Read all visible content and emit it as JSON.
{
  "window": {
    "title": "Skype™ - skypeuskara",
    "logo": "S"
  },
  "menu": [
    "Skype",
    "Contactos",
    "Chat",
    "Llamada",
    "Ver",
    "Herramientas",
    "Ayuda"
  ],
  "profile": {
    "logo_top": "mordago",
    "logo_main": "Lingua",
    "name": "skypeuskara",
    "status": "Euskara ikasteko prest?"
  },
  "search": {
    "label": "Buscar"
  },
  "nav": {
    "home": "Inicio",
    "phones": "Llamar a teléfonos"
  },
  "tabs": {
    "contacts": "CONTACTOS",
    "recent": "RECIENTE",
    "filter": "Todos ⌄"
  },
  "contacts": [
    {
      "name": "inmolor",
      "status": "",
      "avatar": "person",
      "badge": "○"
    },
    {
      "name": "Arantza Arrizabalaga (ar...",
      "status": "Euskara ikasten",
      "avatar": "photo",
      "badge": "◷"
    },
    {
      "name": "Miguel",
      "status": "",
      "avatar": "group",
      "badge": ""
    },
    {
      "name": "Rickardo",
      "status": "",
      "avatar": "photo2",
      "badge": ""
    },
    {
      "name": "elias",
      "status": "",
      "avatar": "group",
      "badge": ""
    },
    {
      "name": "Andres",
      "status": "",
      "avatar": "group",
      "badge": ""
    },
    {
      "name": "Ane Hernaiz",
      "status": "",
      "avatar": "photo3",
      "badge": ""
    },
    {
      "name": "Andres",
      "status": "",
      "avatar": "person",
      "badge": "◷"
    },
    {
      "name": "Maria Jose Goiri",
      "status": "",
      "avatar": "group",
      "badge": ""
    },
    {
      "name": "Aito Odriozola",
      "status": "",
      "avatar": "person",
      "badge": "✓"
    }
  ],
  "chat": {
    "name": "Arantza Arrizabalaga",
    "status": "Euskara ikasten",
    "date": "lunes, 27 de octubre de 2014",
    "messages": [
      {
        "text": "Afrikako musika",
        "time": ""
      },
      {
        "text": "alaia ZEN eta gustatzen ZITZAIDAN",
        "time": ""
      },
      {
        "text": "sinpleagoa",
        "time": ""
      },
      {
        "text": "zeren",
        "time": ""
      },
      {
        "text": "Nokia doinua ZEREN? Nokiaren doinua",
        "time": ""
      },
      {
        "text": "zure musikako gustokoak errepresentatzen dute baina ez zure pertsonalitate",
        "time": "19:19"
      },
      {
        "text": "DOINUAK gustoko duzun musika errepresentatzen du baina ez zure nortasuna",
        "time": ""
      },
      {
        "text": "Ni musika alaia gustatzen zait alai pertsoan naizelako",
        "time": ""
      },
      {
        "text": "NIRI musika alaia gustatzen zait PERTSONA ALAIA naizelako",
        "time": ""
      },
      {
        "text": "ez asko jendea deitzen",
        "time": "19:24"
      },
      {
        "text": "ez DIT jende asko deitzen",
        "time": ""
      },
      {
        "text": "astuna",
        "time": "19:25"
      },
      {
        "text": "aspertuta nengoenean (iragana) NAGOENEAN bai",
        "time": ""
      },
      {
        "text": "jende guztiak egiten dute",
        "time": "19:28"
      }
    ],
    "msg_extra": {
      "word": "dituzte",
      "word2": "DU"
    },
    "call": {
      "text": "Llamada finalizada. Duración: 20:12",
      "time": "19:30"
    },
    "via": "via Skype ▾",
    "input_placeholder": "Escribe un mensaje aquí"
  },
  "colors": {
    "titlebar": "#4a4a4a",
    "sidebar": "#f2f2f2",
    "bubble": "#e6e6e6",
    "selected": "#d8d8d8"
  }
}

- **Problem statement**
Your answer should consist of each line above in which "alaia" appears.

- **Final answer**
        "text": "alaia ZEN eta gustatzen ZITZAIDAN",
        "text": "Ni musika alaia gustatzen zait alai pertsoan naizelako",
        "text": "NIRI musika alaia gustatzen zait PERTSONA ALAIA naizelako",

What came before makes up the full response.